In 1967, Warner Bros. bought the Valiant label and reissued the album, altering the cover by replacing all Valiant references with the Warner Bros. logo and new catalog number of 1702. On the back cover, the monaural and stereo catalog numbers of the Valiant issues at the bottom center were replaced by a “MORE BY THE ASSOCIATION” byline with the Renaissance and Insight Out album covers shown underneath. Copies exist with the gold WB label as well as the green Warner Bros. Seven Arts label.
I have the WB green label released 1967. In my opinion the highlights and things of note on this LP include: The first track “Enter The Young,” it is the inferior sonic offering on this LP. Half way into the song it goes psychedelic, nothing wrong with that except that the percussion and guitars are too forward sounding in the mix. “Don’t blame it on me” showcases some nice vocal work. I like track #4 “Blistered” for its hip and fun sound and noted that it is the same tempo as “Along Comes Mary”. Speaking of “Along Comes Mary” which is track #6 on side one,“Along Comes Mary” is sung from the point of view of a once-disillusioned young man talking about the “tribulations no one ever sees” and who “curses the faults in me.” In the song’s title and lyrics, “Mary” subtly refers to marijuana. The singer believes “Mary” gives him comfort and improves his life.
Another favorite of mine and a hit for the band begins side two, “Cherish”. The single release of the song was slightly edited by removing one of the two “And I do cherish you” lines near the end of the song. This edit was done as a means of keeping the track from exceeding the three-minute mark, as radio programmers of the era frowned upon songs that went beyond three minutes. Another interesting note is the following track, “Standing Still” follows the same structure as the previous track, but at a slightly faster tempo with a couple of different elements sprinkled in.

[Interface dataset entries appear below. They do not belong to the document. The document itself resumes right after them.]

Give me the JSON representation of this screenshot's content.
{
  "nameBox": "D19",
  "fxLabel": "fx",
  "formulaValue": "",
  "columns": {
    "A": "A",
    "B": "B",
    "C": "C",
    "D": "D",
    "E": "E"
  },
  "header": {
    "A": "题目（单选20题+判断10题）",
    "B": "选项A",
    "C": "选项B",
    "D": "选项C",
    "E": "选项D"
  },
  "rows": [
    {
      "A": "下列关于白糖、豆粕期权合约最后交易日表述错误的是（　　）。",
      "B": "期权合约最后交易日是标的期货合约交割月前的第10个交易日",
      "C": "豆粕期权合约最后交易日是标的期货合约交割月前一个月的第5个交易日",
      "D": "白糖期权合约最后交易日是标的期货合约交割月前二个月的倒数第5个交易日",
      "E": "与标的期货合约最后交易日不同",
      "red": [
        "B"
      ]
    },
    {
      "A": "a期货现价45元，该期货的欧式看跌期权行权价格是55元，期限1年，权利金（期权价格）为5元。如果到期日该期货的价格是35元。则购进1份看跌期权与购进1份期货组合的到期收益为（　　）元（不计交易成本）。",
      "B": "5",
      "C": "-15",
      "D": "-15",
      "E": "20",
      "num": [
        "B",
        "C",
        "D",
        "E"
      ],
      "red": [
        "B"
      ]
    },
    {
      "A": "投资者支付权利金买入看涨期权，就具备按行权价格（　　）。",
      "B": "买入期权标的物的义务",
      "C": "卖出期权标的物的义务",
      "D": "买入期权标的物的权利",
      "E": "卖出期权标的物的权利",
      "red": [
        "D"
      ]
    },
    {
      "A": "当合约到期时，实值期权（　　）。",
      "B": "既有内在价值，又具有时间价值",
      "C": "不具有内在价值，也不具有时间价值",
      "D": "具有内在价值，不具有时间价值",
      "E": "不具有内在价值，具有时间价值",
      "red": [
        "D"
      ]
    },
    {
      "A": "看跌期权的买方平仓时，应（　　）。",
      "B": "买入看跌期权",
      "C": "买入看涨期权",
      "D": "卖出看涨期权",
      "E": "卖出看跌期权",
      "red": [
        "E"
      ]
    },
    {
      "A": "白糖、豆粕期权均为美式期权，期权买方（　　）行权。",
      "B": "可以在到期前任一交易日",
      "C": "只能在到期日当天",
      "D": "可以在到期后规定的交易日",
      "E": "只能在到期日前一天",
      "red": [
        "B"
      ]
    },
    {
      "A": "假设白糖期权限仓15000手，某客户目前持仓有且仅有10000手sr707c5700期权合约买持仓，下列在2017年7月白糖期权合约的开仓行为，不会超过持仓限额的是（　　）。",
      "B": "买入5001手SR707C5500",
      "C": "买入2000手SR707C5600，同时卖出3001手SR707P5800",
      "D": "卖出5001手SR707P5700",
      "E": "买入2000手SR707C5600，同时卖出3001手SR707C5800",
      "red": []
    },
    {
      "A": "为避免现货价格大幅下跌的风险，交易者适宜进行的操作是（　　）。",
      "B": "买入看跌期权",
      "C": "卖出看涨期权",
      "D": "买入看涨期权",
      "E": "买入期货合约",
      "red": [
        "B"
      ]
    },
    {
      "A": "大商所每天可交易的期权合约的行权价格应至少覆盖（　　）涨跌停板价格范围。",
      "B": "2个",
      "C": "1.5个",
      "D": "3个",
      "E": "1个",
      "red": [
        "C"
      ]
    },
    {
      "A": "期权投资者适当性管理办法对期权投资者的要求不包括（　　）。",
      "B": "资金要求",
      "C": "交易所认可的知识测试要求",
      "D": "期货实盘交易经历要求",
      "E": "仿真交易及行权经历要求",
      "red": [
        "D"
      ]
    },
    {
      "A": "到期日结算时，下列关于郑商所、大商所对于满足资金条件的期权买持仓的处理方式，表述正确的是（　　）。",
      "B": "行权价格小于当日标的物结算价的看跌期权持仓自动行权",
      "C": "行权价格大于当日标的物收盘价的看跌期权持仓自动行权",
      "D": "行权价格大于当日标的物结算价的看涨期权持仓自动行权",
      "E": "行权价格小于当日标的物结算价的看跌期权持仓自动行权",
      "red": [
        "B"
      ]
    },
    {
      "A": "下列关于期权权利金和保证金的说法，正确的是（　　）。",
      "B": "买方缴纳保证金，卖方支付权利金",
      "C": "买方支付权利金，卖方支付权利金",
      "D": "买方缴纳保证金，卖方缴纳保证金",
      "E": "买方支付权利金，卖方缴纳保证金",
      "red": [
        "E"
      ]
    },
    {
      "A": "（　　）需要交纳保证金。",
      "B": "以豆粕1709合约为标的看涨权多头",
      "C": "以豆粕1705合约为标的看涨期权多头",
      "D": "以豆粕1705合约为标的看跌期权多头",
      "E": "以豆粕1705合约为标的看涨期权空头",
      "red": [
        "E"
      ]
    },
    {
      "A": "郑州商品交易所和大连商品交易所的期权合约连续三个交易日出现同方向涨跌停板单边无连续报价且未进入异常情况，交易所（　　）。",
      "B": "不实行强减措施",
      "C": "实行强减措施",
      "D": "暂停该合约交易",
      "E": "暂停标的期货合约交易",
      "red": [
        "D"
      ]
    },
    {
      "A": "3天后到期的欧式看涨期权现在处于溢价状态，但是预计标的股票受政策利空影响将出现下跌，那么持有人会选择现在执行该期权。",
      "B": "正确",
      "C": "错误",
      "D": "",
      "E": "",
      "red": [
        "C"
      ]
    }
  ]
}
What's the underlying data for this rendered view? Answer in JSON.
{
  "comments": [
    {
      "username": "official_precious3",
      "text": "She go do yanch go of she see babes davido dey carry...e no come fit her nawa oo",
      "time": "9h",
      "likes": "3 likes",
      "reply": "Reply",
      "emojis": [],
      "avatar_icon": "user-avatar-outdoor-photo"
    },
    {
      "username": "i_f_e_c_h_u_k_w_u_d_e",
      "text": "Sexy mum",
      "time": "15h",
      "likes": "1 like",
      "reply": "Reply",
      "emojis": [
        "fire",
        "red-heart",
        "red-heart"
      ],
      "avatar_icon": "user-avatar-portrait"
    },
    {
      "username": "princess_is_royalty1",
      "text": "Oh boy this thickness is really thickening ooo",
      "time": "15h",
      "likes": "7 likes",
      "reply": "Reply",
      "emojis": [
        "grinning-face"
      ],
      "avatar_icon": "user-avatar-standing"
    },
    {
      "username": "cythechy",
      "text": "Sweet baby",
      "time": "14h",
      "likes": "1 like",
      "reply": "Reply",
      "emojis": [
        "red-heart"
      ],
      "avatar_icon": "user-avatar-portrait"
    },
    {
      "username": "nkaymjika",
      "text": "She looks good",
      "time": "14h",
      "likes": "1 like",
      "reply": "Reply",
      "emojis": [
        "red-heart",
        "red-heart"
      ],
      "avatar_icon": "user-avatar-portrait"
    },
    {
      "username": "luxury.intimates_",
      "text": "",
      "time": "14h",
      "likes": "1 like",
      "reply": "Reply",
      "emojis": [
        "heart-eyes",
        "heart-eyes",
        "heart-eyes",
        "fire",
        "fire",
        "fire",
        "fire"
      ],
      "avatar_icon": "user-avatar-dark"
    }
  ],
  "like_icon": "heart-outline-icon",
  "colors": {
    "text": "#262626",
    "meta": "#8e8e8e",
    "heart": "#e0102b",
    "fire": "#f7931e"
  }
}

The worst song on the LP in my opinion is “Message Of Love”, the vocals sound way off, whether intentional or by accident is irrelevant since it makes for a unpleasent listening experience. The strange effects in the bridge and towards the end of the song do not help. Track #4 “Round Again” is notable for its Brubeck like jazz style.